## TASK OBJECTIVE
Determine the count of lines in the data below that include the word "Rapier", and give nothing besides it.

--- SOURCE DATA Enclosed Below ---

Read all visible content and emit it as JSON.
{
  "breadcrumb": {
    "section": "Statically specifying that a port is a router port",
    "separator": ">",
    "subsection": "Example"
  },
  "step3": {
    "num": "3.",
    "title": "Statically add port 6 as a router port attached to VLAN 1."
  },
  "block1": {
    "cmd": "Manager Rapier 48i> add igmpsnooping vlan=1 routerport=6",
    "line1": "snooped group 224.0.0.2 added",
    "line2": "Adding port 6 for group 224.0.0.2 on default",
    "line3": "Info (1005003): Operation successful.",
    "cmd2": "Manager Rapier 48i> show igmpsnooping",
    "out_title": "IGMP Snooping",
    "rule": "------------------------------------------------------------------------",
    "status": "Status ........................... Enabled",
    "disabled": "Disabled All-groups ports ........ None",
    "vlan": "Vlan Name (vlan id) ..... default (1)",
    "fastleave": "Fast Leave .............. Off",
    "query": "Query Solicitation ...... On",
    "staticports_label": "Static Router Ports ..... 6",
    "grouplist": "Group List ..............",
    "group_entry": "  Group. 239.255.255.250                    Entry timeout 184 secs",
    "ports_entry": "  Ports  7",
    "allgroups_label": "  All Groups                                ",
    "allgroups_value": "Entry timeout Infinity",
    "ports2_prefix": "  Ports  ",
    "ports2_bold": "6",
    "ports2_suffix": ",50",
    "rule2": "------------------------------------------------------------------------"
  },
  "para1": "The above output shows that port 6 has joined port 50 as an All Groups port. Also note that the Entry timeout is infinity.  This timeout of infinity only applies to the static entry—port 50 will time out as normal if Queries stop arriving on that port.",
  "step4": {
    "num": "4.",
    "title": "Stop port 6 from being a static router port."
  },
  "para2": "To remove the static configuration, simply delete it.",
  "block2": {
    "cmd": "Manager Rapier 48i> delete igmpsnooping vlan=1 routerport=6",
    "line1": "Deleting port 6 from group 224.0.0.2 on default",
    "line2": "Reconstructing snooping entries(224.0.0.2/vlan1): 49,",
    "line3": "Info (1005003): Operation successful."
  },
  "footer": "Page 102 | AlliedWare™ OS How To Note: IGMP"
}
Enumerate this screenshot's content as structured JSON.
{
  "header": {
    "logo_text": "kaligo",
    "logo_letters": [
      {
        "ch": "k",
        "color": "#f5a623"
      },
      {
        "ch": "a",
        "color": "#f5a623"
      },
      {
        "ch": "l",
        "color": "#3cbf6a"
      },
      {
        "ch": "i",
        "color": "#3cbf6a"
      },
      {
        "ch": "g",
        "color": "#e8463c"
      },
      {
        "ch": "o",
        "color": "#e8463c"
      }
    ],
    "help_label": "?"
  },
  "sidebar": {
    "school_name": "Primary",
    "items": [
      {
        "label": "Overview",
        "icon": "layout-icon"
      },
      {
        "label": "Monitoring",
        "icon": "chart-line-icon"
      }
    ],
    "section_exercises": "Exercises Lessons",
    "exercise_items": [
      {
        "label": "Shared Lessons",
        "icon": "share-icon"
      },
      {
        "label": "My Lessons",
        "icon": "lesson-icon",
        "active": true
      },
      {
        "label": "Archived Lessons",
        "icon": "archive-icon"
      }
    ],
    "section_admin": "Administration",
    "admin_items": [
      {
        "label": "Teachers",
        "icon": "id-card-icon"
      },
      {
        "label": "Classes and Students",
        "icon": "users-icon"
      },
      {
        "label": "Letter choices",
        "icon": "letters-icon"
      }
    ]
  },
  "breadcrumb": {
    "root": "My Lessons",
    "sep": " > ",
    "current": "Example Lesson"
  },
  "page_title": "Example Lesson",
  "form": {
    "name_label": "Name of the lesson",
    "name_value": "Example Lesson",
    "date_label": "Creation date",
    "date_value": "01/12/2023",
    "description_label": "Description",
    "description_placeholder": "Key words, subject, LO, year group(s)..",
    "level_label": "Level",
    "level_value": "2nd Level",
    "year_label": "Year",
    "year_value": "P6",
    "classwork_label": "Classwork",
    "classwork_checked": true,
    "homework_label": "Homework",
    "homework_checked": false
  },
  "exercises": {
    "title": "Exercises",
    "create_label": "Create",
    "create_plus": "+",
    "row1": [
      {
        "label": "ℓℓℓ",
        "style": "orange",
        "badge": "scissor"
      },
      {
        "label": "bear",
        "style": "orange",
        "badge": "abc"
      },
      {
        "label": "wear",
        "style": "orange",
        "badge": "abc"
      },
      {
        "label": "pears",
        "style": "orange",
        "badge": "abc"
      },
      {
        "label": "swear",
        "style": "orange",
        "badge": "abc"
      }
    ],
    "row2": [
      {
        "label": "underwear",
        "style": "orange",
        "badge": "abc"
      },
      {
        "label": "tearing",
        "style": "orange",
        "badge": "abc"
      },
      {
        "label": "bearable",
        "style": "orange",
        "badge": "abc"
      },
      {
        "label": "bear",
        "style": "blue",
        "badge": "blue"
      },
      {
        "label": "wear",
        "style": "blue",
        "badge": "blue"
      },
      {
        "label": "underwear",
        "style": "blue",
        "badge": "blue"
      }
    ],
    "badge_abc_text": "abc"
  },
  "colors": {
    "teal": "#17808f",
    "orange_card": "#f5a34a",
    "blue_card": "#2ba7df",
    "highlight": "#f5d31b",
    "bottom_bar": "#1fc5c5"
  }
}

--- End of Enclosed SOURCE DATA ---
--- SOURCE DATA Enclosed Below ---

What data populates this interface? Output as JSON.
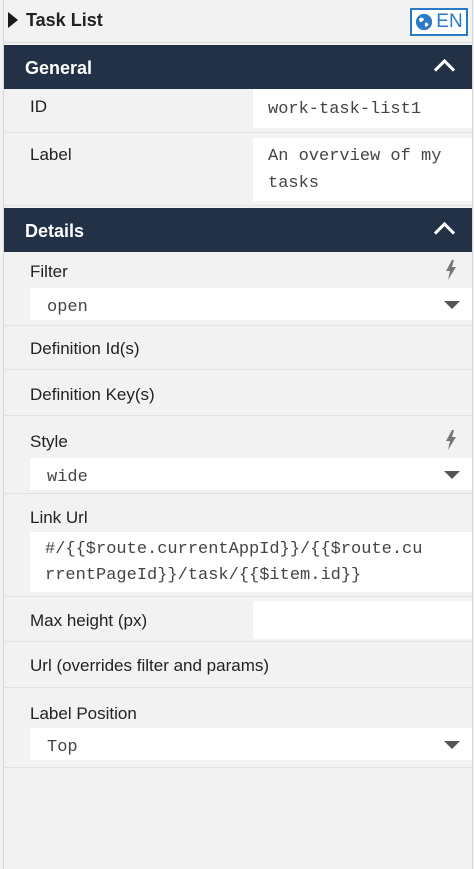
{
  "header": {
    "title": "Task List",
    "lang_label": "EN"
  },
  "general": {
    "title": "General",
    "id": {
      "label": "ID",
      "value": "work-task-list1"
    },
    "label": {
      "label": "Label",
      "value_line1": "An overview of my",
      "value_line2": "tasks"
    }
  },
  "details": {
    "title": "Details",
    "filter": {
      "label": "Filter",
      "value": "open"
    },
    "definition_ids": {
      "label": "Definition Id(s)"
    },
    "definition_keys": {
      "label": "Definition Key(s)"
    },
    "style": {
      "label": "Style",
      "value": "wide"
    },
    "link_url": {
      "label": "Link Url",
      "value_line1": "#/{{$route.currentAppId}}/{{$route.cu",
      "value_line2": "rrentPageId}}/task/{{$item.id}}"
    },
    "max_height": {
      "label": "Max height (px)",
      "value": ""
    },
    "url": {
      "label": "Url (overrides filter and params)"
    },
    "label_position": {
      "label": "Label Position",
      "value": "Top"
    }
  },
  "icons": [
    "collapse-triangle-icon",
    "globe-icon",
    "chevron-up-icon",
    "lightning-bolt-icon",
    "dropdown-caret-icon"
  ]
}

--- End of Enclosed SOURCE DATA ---

## WRITTEN ANSWER
3